▶ **DATA**:
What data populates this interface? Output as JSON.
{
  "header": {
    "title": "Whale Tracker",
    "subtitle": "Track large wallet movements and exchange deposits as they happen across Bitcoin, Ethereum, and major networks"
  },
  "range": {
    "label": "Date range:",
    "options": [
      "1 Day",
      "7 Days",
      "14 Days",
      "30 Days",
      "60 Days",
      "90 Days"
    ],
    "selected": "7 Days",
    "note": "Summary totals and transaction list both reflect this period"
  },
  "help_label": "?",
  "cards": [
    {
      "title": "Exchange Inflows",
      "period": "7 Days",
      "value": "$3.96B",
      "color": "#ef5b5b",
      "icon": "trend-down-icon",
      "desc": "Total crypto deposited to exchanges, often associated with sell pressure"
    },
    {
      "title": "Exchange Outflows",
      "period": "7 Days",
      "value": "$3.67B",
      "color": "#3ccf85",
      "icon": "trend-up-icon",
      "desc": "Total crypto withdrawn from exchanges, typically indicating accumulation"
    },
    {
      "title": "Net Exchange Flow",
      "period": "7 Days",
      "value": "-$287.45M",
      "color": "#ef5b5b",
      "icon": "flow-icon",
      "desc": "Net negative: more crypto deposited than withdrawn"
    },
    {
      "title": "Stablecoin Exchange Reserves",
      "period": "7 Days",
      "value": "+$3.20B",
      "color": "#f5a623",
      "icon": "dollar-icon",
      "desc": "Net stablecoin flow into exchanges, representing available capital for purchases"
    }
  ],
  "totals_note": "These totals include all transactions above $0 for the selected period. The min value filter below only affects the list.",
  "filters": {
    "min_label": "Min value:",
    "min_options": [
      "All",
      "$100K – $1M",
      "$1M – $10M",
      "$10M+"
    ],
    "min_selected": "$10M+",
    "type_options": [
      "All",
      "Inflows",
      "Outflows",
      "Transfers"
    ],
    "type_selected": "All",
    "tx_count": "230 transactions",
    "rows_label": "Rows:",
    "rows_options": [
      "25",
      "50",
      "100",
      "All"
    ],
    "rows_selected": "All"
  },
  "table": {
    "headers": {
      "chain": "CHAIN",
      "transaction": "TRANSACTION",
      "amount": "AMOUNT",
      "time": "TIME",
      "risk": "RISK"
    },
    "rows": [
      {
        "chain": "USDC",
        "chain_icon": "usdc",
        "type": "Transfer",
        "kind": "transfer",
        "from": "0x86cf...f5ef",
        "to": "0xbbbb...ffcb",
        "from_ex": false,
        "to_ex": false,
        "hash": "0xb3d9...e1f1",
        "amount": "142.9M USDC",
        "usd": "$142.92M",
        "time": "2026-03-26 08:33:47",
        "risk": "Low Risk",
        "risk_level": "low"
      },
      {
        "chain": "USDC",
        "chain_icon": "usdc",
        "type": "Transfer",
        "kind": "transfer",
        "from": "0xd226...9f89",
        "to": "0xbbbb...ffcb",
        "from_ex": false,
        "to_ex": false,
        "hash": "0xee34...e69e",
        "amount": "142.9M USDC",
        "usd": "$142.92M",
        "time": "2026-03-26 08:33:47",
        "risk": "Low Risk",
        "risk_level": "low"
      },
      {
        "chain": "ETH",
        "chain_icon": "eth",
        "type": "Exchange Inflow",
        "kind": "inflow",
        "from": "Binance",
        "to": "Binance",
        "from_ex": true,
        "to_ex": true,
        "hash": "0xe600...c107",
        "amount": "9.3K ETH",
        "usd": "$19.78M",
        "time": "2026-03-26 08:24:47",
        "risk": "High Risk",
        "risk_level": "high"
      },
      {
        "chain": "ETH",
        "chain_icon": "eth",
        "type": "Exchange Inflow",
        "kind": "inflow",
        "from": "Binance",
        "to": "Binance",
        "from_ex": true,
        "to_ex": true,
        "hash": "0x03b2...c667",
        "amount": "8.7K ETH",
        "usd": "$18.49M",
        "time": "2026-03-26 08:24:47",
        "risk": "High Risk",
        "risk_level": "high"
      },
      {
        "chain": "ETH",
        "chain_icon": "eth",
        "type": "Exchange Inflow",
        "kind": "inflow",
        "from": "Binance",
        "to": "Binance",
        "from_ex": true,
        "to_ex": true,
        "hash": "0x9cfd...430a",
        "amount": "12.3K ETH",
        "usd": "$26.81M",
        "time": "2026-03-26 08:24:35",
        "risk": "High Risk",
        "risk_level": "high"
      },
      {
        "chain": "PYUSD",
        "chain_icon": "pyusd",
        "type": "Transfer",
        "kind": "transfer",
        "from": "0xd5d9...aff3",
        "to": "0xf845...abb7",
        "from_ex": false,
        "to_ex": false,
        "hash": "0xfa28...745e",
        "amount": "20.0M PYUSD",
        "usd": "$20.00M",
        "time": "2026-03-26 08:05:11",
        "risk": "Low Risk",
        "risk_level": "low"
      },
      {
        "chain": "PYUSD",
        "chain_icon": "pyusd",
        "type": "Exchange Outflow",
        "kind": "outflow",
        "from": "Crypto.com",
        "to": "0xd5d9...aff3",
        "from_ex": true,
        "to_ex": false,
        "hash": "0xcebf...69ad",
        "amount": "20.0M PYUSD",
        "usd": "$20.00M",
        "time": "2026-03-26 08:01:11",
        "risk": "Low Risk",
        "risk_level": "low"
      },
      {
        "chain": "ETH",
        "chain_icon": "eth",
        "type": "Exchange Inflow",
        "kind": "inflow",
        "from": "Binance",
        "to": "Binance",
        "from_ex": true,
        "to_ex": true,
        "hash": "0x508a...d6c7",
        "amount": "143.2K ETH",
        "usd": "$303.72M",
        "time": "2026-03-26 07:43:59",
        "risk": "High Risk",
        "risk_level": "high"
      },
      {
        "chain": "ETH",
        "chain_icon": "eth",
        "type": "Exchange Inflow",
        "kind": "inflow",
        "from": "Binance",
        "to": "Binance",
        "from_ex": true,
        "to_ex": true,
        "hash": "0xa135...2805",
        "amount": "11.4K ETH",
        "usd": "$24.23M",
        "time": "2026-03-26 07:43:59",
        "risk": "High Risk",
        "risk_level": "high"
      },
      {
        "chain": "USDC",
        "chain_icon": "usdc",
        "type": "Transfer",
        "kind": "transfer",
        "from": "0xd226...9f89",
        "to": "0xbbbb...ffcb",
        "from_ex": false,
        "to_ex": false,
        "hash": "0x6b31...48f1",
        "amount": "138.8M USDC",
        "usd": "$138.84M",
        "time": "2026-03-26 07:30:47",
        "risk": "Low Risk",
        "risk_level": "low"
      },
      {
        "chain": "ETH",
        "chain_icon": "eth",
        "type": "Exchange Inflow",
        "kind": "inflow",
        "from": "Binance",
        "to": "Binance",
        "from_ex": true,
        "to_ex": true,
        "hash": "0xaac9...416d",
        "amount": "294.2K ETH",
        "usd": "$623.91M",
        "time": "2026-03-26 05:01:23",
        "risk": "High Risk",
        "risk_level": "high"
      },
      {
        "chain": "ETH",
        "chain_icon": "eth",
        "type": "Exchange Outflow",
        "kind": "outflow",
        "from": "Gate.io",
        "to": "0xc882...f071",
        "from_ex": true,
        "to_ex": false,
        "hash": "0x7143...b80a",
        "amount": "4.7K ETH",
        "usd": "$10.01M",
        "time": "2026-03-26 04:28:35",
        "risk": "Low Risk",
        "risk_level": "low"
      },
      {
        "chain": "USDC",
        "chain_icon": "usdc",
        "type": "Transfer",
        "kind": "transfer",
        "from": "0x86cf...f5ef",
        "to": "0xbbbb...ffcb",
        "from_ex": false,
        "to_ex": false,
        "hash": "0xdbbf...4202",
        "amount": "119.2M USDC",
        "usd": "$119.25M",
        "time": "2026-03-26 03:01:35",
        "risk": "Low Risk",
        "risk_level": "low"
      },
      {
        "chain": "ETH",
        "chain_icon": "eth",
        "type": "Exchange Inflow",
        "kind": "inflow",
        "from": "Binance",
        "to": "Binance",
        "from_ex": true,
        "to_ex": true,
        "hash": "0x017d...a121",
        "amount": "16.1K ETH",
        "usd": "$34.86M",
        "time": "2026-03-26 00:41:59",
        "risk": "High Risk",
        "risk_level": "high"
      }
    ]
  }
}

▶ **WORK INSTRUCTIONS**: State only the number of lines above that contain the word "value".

▶ **ANSWER TO THIS TASK**: 6